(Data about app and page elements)
=== Section Start ===

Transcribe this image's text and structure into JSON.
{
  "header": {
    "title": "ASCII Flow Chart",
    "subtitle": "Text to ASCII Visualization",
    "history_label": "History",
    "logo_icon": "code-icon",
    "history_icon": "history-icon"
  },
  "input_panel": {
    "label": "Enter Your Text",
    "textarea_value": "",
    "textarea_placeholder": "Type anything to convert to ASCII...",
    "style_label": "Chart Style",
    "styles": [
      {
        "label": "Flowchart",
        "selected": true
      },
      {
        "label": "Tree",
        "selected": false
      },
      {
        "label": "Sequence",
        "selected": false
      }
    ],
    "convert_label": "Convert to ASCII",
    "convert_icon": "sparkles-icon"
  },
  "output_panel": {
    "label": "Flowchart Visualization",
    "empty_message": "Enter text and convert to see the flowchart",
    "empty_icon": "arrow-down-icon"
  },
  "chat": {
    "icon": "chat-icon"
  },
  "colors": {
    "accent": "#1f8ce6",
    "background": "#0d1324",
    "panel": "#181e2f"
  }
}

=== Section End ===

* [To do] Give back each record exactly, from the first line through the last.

* [Solution to this exercise]
Transcribe this image's text and structure into JSON.
{
  "header": {
    "title": "ASCII Flow Chart",
    "subtitle": "Text to ASCII Visualization",
    "history_label": "History",
    "logo_icon": "code-icon",
    "history_icon": "history-icon"
  },
  "input_panel": {
    "label": "Enter Your Text",
    "textarea_value": "",
    "textarea_placeholder": "Type anything to convert to ASCII...",
    "style_label": "Chart Style",
    "styles": [
      {
        "label": "Flowchart",
        "selected": true
      },
      {
        "label": "Tree",
        "selected": false
      },
      {
        "label": "Sequence",
        "selected": false
      }
    ],
    "convert_label": "Convert to ASCII",
    "convert_icon": "sparkles-icon"
  },
  "output_panel": {
    "label": "Flowchart Visualization",
    "empty_message": "Enter text and convert to see the flowchart",
    "empty_icon": "arrow-down-icon"
  },
  "chat": {
    "icon": "chat-icon"
  },
  "colors": {
    "accent": "#1f8ce6",
    "background": "#0d1324",
    "panel": "#181e2f"
  }
}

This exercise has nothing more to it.